Chicago aldermen were briefed on the mayor's police reform plans by the administration's officials Thursday.
Aldermen reportedly received an outline of the proposals but no specific ordinance language.
"They're giving us bullet points but we haven't seen the language," Ald. Ricardo Munoz (22nd) said, according to NBC 5 Chicago. "They're promising the language by Monday, we're hoping to see it then."
The Daily Line reports that the mayor's plans include replacing the city's Independent Police Review Authority, which investigates police-involved shootings, with a so-called "Civilian Office of Police Accountability." The new agency would reportedly investigate all types of police use-of-force cases.
Additionally, the mayor wants to create a new Public Safety Director within the city's Inspector General's Office.
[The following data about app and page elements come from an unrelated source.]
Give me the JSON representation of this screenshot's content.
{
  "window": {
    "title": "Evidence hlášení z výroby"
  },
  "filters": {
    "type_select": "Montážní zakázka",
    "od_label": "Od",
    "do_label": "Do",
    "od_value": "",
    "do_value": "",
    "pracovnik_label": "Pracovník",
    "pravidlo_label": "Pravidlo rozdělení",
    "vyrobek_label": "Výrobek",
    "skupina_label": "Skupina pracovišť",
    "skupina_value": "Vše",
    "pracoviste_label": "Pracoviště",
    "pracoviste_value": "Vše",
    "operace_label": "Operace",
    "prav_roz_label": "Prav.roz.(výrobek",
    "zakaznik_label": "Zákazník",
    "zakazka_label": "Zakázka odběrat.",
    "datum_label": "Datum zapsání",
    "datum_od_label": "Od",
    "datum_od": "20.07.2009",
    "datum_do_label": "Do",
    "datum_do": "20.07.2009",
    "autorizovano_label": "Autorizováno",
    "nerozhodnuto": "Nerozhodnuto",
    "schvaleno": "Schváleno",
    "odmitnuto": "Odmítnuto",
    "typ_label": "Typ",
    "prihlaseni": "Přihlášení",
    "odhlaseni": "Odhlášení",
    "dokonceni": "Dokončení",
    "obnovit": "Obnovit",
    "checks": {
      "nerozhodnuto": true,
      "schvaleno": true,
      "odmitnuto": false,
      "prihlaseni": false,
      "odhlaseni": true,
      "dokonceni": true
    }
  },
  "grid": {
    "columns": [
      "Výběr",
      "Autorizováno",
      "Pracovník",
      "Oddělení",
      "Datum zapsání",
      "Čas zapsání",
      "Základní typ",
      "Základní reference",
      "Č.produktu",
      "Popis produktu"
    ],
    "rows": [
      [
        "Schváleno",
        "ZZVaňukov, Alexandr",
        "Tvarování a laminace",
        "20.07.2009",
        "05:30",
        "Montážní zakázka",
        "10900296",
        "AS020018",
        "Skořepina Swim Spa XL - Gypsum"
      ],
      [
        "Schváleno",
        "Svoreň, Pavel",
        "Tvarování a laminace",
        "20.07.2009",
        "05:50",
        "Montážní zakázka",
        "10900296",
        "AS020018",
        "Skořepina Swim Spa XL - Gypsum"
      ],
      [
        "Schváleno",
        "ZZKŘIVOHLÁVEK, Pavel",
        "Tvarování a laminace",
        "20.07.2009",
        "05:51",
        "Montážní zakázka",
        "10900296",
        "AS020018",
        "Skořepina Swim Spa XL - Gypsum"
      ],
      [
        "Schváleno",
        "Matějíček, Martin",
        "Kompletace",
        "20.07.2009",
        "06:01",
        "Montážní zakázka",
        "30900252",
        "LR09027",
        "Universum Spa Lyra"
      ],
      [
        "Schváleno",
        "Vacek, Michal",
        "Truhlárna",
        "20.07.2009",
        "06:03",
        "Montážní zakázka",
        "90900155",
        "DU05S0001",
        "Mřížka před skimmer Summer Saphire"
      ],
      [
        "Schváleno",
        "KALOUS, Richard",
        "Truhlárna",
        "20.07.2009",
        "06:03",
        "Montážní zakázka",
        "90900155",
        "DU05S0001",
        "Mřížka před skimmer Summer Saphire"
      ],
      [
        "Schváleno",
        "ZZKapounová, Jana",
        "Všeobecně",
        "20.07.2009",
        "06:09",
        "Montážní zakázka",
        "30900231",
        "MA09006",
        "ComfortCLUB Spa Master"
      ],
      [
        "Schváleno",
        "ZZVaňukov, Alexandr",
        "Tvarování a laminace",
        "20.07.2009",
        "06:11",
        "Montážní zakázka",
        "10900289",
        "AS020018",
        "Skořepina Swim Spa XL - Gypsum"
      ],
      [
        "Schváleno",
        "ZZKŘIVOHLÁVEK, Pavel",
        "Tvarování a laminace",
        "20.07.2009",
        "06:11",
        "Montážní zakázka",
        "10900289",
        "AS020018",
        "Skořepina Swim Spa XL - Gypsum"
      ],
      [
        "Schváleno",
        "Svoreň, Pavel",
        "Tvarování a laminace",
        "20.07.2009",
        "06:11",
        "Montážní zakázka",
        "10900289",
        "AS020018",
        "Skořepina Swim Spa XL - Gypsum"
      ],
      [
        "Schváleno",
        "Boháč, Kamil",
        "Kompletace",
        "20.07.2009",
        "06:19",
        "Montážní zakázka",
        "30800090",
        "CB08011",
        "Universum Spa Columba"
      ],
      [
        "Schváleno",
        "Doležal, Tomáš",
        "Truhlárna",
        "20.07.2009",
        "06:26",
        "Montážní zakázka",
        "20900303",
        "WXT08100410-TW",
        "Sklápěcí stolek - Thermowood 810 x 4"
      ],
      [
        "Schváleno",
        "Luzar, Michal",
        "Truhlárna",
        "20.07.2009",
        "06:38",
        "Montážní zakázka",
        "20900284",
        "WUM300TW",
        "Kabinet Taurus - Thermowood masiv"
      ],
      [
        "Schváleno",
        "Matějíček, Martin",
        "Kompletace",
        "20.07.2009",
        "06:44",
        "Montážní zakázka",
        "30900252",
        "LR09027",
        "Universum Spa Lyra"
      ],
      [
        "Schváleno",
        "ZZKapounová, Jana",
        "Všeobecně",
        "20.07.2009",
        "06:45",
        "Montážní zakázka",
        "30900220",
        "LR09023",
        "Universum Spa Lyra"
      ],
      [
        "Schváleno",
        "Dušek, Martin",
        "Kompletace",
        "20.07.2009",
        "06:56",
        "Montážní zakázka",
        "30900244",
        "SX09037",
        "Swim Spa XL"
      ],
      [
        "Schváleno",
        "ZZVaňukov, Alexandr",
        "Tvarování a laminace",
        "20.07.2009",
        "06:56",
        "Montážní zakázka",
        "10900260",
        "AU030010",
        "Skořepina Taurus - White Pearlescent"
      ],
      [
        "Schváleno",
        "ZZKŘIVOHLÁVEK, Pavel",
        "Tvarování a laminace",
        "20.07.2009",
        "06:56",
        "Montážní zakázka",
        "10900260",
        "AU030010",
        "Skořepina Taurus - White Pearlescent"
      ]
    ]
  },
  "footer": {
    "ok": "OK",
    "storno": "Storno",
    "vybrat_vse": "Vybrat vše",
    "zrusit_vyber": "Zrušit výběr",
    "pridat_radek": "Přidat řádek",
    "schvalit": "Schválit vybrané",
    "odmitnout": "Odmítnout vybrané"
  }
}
The Public Safety Director would audit the police department and the new Civilian Office of Police Accountability.
The mayor hopes to get the proposals passed in the next Chicago City Council meeting, which is set for September 14.
After the October budget process, the council is expected to take up another plan to create a new civilian police oversight board.